SUPPLIED INFORMATION:
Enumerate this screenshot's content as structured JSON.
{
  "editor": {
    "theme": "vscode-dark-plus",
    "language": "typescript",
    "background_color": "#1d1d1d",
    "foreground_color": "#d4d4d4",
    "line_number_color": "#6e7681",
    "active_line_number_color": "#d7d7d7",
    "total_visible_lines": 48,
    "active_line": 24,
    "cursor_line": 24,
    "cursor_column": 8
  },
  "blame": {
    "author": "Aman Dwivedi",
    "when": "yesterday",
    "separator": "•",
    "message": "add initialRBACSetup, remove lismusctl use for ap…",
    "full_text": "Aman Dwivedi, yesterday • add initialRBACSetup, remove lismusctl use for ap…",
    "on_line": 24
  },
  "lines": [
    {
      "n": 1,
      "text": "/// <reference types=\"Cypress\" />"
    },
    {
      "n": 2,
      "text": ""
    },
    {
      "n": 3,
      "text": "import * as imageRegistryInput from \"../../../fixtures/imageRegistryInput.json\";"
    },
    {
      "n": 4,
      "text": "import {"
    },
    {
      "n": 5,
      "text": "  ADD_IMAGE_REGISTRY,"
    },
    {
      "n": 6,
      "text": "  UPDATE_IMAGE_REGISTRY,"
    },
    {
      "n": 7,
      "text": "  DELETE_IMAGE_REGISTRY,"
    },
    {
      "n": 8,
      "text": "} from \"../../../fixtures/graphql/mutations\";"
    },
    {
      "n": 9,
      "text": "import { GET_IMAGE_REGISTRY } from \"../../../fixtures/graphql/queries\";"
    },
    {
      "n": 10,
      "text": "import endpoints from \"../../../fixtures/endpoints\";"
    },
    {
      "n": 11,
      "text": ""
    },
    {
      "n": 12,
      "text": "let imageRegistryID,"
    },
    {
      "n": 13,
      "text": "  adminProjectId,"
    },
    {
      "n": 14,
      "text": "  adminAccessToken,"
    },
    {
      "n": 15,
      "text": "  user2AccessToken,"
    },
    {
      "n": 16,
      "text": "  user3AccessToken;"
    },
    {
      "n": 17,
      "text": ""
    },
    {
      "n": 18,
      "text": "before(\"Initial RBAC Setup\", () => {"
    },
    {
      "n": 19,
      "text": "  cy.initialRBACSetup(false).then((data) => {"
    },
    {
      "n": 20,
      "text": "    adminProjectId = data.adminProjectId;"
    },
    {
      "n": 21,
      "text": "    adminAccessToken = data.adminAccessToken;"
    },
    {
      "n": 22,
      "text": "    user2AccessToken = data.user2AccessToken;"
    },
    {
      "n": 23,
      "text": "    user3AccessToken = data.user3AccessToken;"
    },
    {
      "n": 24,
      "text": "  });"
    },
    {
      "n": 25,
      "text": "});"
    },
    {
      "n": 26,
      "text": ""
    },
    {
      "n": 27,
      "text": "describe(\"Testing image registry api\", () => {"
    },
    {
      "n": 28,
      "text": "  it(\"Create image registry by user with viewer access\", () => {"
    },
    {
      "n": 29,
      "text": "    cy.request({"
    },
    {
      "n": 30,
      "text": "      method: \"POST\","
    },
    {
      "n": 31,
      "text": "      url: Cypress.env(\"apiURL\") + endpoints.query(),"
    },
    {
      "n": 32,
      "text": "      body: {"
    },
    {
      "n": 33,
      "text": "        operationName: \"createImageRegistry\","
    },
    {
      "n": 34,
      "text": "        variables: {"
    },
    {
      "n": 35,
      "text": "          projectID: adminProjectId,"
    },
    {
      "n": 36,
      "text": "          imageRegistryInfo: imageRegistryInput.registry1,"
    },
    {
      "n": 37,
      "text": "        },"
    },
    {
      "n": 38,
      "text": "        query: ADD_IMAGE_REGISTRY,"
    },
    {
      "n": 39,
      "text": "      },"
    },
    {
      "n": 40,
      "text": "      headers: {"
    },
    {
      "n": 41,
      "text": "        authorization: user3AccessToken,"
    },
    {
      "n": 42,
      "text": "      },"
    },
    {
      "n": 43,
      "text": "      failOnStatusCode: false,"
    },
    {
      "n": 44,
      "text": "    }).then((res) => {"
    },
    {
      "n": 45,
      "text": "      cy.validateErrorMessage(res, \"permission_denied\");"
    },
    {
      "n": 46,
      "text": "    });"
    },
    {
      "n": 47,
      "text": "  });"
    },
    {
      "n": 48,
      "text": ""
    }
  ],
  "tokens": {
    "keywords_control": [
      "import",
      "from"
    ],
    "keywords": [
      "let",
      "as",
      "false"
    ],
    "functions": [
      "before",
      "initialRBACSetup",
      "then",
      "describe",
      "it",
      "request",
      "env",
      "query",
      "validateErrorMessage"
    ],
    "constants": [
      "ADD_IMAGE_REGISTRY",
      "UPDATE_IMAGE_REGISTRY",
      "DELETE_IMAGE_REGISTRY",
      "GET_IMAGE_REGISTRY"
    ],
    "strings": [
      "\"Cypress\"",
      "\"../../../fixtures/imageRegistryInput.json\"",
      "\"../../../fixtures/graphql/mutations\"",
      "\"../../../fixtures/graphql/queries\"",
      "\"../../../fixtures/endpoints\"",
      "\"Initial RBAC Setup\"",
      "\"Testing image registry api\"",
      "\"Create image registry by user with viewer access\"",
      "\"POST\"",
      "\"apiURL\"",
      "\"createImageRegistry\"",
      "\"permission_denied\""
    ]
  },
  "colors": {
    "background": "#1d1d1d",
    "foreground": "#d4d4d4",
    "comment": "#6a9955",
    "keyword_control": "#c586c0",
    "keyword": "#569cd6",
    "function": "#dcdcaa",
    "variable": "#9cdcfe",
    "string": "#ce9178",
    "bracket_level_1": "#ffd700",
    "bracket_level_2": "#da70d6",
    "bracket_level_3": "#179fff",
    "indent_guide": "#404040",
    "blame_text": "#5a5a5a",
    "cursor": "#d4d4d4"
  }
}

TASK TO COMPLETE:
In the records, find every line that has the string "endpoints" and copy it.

RESULT:
      "text": "import endpoints from \"../../../fixtures/endpoints\";"
      "text": "      url: Cypress.env(\"apiURL\") + endpoints.query(),"
      "\"../../../fixtures/endpoints\"",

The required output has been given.